Joe's parents and two of his sisters, Mary and Pauline, migrated from southern Russia to Gove County in western Kansas in 1906. Joe was born in Quinter, Kansas on October 15, 1915 and baptized in neighboring Collyer, Kansas at St. Michael's Church. Born in the midst of World War I, growing up in the dust bowl years and the Great Depression and then World War II had a lasting impact on Joe's outlook on life. Along with those major events, the uncertainties associated with dry land farming on the plains of Kansas shaped Joe. "Pinching pennies" was not only a general expression of careful financial planning, in many years it was the reality of day-to-day life. Hail storms, grasshopper invasions and droughts could diminish, and at times did indeed wipe out, what could have been a bountiful harvest. Cattle diseases, early or late blizzards and the threat of tornadoes were also a realty of life on the plains. Through it all Joe and Helen maintained a steadfast faith and hope in the future.

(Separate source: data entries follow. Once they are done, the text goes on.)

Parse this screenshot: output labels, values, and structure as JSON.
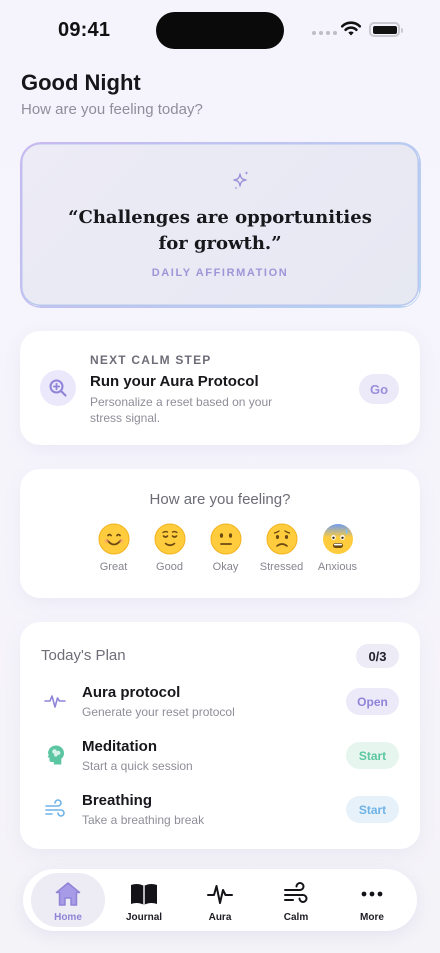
{
  "status": {
    "time": "09:41"
  },
  "greeting": {
    "title": "Good Night",
    "subtitle": "How are you feeling today?"
  },
  "affirmation": {
    "quote": "“Challenges are opportunities for growth.”",
    "label": "DAILY AFFIRMATION",
    "icon": "sparkles-icon"
  },
  "next_step": {
    "eyebrow": "NEXT CALM STEP",
    "title": "Run your Aura Protocol",
    "description": "Personalize a reset based on your stress signal.",
    "button_label": "Go",
    "icon": "zoom-in-icon"
  },
  "mood": {
    "title": "How are you feeling?",
    "options": [
      {
        "label": "Great",
        "icon": "grinning-face-icon"
      },
      {
        "label": "Good",
        "icon": "relieved-face-icon"
      },
      {
        "label": "Okay",
        "icon": "neutral-face-icon"
      },
      {
        "label": "Stressed",
        "icon": "worried-face-icon"
      },
      {
        "label": "Anxious",
        "icon": "anxious-face-icon"
      }
    ]
  },
  "plan": {
    "title": "Today's Plan",
    "count": "0/3",
    "items": [
      {
        "title": "Aura protocol",
        "description": "Generate your reset protocol",
        "button_label": "Open",
        "icon": "pulse-icon",
        "color": "#8f84d8",
        "button_bg": "#eceaf9"
      },
      {
        "title": "Meditation",
        "description": "Start a quick session",
        "button_label": "Start",
        "icon": "brain-head-icon",
        "color": "#5cc6a2",
        "button_bg": "#e6f6ef"
      },
      {
        "title": "Breathing",
        "description": "Take a breathing break",
        "button_label": "Start",
        "icon": "wind-icon",
        "color": "#6fb3e6",
        "button_bg": "#e6f1fa"
      }
    ]
  },
  "tabs": [
    {
      "label": "Home",
      "icon": "home-icon",
      "active": true
    },
    {
      "label": "Journal",
      "icon": "book-icon",
      "active": false
    },
    {
      "label": "Aura",
      "icon": "pulse-icon",
      "active": false
    },
    {
      "label": "Calm",
      "icon": "wind-icon",
      "active": false
    },
    {
      "label": "More",
      "icon": "more-dots-icon",
      "active": false
    }
  ]
}
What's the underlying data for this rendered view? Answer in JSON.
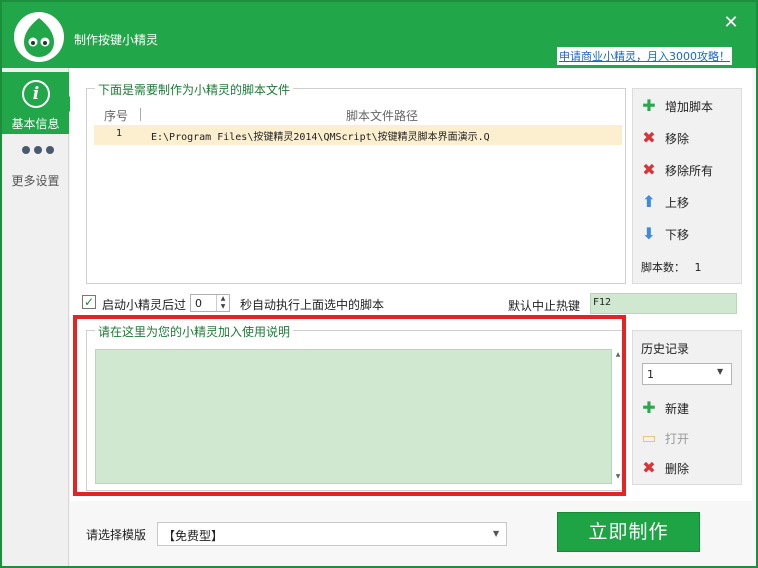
{
  "window": {
    "title": "制作按键小精灵",
    "promo_link": "申请商业小精灵，月入3000攻略！",
    "close_glyph": "✕"
  },
  "sidebar": {
    "items": [
      {
        "label": "基本信息",
        "icon": "info-icon",
        "glyph": "i",
        "active": true
      },
      {
        "label": "更多设置",
        "icon": "more-dots-icon",
        "active": false
      }
    ]
  },
  "script_group": {
    "legend": "下面是需要制作为小精灵的脚本文件",
    "columns": [
      "序号",
      "脚本文件路径"
    ],
    "rows": [
      {
        "no": "1",
        "path": "E:\\Program Files\\按键精灵2014\\QMScript\\按键精灵脚本界面演示.Q"
      }
    ]
  },
  "script_buttons": {
    "add": "增加脚本",
    "remove": "移除",
    "remove_all": "移除所有",
    "move_up": "上移",
    "move_down": "下移",
    "count_label": "脚本数：",
    "count_value": "1"
  },
  "autorun": {
    "checked": true,
    "check_glyph": "✓",
    "label_before": "启动小精灵后过",
    "seconds": "0",
    "label_after": "秒自动执行上面选中的脚本"
  },
  "hotkey": {
    "label": "默认中止热键",
    "value": "F12"
  },
  "description": {
    "legend": "请在这里为您的小精灵加入使用说明",
    "text": ""
  },
  "history": {
    "title": "历史记录",
    "selected": "1",
    "new": "新建",
    "open": "打开",
    "delete": "删除"
  },
  "footer": {
    "template_label": "请选择模版",
    "template_value": "【免费型】",
    "make_button": "立即制作"
  },
  "colors": {
    "brand_green": "#22a64a",
    "input_green": "#cfe8cf",
    "selected_row": "#fcefcf",
    "annotation_red": "#e22424",
    "link_blue": "#1a67c7"
  }
}
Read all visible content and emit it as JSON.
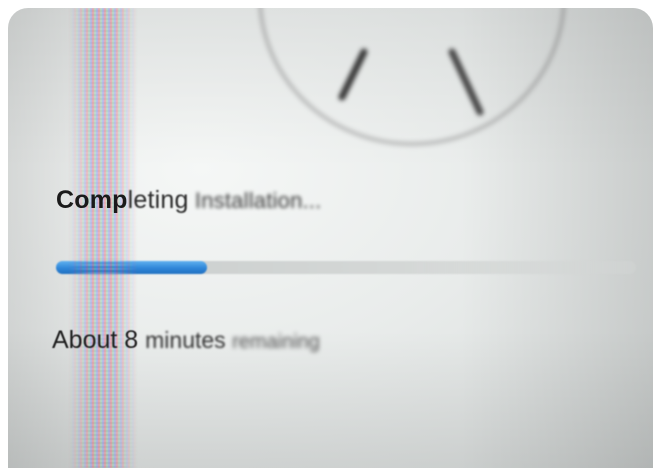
{
  "installer": {
    "title_parts": [
      "Comp",
      "leting",
      " Installation..."
    ],
    "status_parts": [
      "About 8 ",
      "minutes ",
      "remaining"
    ],
    "progress": 0.26
  },
  "colors": {
    "progress_fill": "#2f86d8",
    "progress_track": "#d0d4d3",
    "text": "#1a1a1a"
  },
  "icons": {
    "logo": "installer-logo-icon"
  }
}
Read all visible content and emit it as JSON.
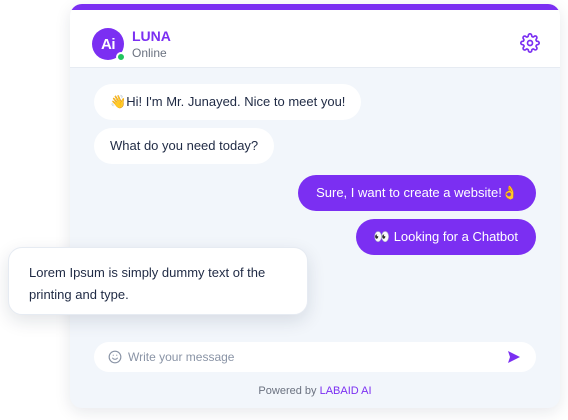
{
  "header": {
    "avatar_text": "Ai",
    "name": "LUNA",
    "status": "Online"
  },
  "messages": [
    {
      "from": "bot",
      "emoji": "👋",
      "text": "Hi! I'm Mr. Junayed. Nice to meet you!"
    },
    {
      "from": "bot",
      "emoji": "",
      "text": "What do you need today?"
    },
    {
      "from": "user",
      "text": "Sure, I want to create a website!",
      "emoji": "👌"
    },
    {
      "from": "user",
      "emoji": "👀",
      "text": "Looking for a Chatbot"
    }
  ],
  "input": {
    "placeholder": "Write your message",
    "value": ""
  },
  "footer": {
    "powered_prefix": "Powered by",
    "brand": "LABAID AI"
  },
  "callout": {
    "text": "Lorem Ipsum is simply dummy text of the printing and type."
  },
  "icons": {
    "settings": "gear-icon",
    "emoji": "smile-icon",
    "send": "send-icon"
  },
  "colors": {
    "accent": "#7b2ff2",
    "online": "#22c55e",
    "panel_bg": "#f2f6fb"
  }
}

In 1962 Joe and Helen made the decision to move the family to Olathe, Kansas the home of the Kansas School for the Deaf (KSD) where Patty, Gary and Jodi, all born deaf, could continue their education and benefit from being closely connected to a broader deaf community. With farming being Joe's heart and soul, this was a daunting task but an exciting one for the family. With God's grace the family adapted to life in the city. Joe accepted a position in maintenance at KSD and retired as Physical Plant Supervisor in 1980.The years since Joe's retirement were marked especially with the blessed arrival of a multitude of grandchildren and great grandchildren and the joy of seeing his family grow and blossom. A bountiful harvest!



Archdiocese of Kansas City In Kansas

Office of Stewardship and Development
12615 Parallel Parkway
Kansas City, Kansas 66109
Phone: 913.647.0325 | Fax: 913.647.0333

2016 Archdiocese of Kansas City in Kansas - Office of Stewardship and Development